I am just over halfway through my first reading of Richmal Crompton’s forty one novels. As reading journeys go this seems to be a good point to start writing about mine. I am caught amidst the thrill of discovering new writing and the exciting prospect of the unknown stories yet to come.
In this blog I have decided not to write about Richmal Crompton’s novels chronologically, but instead I will explore a range of themes in her writing, such as issues of social change, the lives of women, the representation of place and houses in the novels, and the implications of old age and having a disability. I am also interested in the types of journeys and holidays her characters take, how she handles the passage of time as the life of her characters slips by, and the extent to which these novels are concerned with the experience of people who are different and have special stories to tell. So, for my first post I have chosen to start in 1928. In this year more books by Richmal Crompton were published than any other. A ‘Just William’ collection, William the Good, two novels, including The Thorn Bush and four collections of short stories were all published in this year.
I will return in a later post to Richmal Crompton’s first novel, The Innermost Room (1923) which introduces her interest in, what she calls, ‘the enemy within’. This is a theme in a number of her novels and in Roofs Off (1928), the novel I have chosen for this post, one of the young characters, Diana, is fighting the claustrophobia of her life, living with her unhappy mother:

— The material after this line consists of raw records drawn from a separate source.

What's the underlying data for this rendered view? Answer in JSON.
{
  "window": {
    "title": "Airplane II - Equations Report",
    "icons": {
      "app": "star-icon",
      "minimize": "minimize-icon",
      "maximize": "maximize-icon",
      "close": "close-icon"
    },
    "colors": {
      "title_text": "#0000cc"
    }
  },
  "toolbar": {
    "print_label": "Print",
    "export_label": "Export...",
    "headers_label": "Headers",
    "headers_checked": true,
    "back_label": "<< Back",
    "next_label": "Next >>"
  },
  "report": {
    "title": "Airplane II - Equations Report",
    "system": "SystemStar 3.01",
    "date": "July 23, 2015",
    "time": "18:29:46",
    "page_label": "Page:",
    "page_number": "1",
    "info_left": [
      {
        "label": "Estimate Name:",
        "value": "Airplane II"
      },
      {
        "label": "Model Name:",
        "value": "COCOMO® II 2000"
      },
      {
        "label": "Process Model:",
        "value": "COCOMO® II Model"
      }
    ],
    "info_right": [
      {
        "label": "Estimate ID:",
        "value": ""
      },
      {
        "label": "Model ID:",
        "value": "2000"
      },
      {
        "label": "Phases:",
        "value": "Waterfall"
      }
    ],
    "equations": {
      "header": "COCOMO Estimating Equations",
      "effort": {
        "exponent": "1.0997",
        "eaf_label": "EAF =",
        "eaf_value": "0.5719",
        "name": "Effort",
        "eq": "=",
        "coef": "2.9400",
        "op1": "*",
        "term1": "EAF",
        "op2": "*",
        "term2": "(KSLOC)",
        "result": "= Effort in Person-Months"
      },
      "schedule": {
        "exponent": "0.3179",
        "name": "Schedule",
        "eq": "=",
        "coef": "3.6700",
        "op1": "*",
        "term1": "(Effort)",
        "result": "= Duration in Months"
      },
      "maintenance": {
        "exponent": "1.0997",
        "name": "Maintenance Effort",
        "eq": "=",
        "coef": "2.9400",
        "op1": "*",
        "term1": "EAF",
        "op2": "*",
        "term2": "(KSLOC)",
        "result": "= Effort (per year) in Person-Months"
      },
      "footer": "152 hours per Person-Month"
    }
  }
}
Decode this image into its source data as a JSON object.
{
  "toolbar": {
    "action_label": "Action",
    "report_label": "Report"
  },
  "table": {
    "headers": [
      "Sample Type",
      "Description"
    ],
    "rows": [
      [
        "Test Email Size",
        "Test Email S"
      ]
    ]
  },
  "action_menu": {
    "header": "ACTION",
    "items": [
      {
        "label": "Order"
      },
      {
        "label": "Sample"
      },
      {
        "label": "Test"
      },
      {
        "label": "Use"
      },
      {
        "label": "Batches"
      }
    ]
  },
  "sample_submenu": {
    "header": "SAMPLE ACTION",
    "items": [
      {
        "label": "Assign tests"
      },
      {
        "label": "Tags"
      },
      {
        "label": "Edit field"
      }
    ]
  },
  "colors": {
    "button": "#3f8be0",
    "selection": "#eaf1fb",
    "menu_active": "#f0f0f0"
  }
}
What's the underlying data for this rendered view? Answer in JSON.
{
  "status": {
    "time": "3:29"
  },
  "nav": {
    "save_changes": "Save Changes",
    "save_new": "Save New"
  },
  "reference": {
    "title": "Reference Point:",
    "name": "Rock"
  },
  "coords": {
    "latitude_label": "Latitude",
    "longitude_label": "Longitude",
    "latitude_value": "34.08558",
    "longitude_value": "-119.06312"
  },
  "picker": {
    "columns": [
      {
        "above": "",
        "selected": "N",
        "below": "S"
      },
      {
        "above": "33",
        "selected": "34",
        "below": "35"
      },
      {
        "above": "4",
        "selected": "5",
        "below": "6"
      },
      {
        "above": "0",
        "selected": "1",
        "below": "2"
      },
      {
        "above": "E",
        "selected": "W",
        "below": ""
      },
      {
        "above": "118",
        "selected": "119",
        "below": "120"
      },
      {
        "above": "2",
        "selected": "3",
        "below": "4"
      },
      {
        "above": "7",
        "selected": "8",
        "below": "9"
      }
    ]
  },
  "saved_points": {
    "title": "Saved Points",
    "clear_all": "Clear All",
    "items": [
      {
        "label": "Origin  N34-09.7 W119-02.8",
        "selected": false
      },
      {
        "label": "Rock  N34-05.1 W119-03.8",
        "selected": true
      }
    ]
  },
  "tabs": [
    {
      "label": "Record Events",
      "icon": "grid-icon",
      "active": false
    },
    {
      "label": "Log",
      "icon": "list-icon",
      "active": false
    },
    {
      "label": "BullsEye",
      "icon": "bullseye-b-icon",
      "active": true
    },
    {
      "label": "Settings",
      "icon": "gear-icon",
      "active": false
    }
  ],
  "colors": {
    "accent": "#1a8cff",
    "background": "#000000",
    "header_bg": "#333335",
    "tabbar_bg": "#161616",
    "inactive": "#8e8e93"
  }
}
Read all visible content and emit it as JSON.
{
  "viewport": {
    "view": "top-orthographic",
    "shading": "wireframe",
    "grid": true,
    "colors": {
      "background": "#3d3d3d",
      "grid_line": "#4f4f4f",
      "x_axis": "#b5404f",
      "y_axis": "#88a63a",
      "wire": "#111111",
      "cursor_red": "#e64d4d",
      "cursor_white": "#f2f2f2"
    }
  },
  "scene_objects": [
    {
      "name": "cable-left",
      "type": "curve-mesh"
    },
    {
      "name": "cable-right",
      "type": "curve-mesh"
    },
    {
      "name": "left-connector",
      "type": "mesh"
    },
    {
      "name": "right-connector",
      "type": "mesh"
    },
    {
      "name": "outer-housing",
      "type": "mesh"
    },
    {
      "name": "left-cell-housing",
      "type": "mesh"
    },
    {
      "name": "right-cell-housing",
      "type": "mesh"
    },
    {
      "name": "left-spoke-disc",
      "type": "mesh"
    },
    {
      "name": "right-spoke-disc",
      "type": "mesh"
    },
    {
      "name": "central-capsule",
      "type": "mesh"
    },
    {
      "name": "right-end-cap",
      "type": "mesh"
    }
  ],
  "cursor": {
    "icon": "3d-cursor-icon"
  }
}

She mustn’t meet him in this mood. She made a great effort to throw it off. Once the atmosphere of this pleasant little room had been enough to throw it off, but the room was failing her. It was not holding its own against the rest of the house. Its defences were being beaten down and the enemy was entering through the breaches.
But more of this interest in the inner life and the importance of rooms and houses in the lives of her characters in a later post.
Another important theme in a number of Richmal Crompton’s novels is how life changes as her characters grow older and come to terms with the disappointments of adult life. In a couple of novels, Portrait of a Family (1931) and The Old Man’s Birthday (1934), the lead character is a man whose wife has died and he is facing old age and dwelling on the consequences of his past. I will write about these novels next month. In Roofs Off (1928), Martin has lost his wife and decides to move completely away from the area where he spent most of his adult life. He moves to a new housing development outside a village which has been developed on an area of land belonging to a local estate. This has been sold off to help the rich land owner make ends meet. When he arrives Martin is invited to join in the social life of his neighbours, encapsulated in the novel in a gathering for afternoon tea.
Martin discovers that the owner of the estate, Mrs Glendower, is an old flame and they excitedly rekindle their old attraction for each other. But her husband returns unexpectedly and Martin is faced with the loss of the new life he had dreamed of, the life he might have had instead of marrying his wife and being trapped in a staunchly middle-class world. He blames her in many ways for denying him everything that his life might have been, although he is reconciled to his past by the end of the novel.
In the modern estate people from different walks of life have been brought together. Mrs Copeland lives with her daughter, the aforementioned Diana, forced because of lack of money to take what she sees as a step down from the life of privilege that she sees as her right. She is not coping, refuses to leave the house for much of the time, and dreams exclusively about the wonderful marriage that her daughter will make which will return them both to the style of life that she believes they deserve. Her daughter, however, despite being engaged to someone that her mother approves of, and who could give them both the life that her mother wants, falls in love with the son of her neighbours, the owners of a village shop. They are delighted to be in their new house and have spent much of their working lives dreaming of owning a home of their own.
Mrs Glendower talks about a game she was asked to play as a child:
She gave us each some building bricks and a little red cardboard roof and a handful of dolls and furniture from her dolls’ house and we had to build little houses and arrange the dolls and furniture inside and then put on the little red cardboard roof and then Susan would blow on her little whistle and say, ‘Roofs Off!’ and we had to take off the cardboard roof and Susan would come round and judge whose dolls were doing the more interesting things.
Martin wonders “which would be the most interesting life in Woodlands Avenue if someone said ‘Roofs Off!’”. Mrs Glendower, not surprisingly perhaps, believes that they would “all be indescribably dull”, but the local doctor disagrees: “I believe that there isn’t such a thing in the whole world and never has been such a thing as a dull life. What you see of it may be dull but you only see a part of the pattern or a back side of the pattern. If you could see the whole you’d be amazed. You’d be thrilled. A life may be sad or even uneventful, but it can never be dull”. This novel by Richmal Crompton makes a very convincing case that this is certainly true. It offers a social commentary on ordinary life in a rural community in early twentieth century England. In Roofs Off tensions between people from different classes are unpicked at a time of significant social change, resented by the older members of the rich and traditional middle class, but embraced by the young.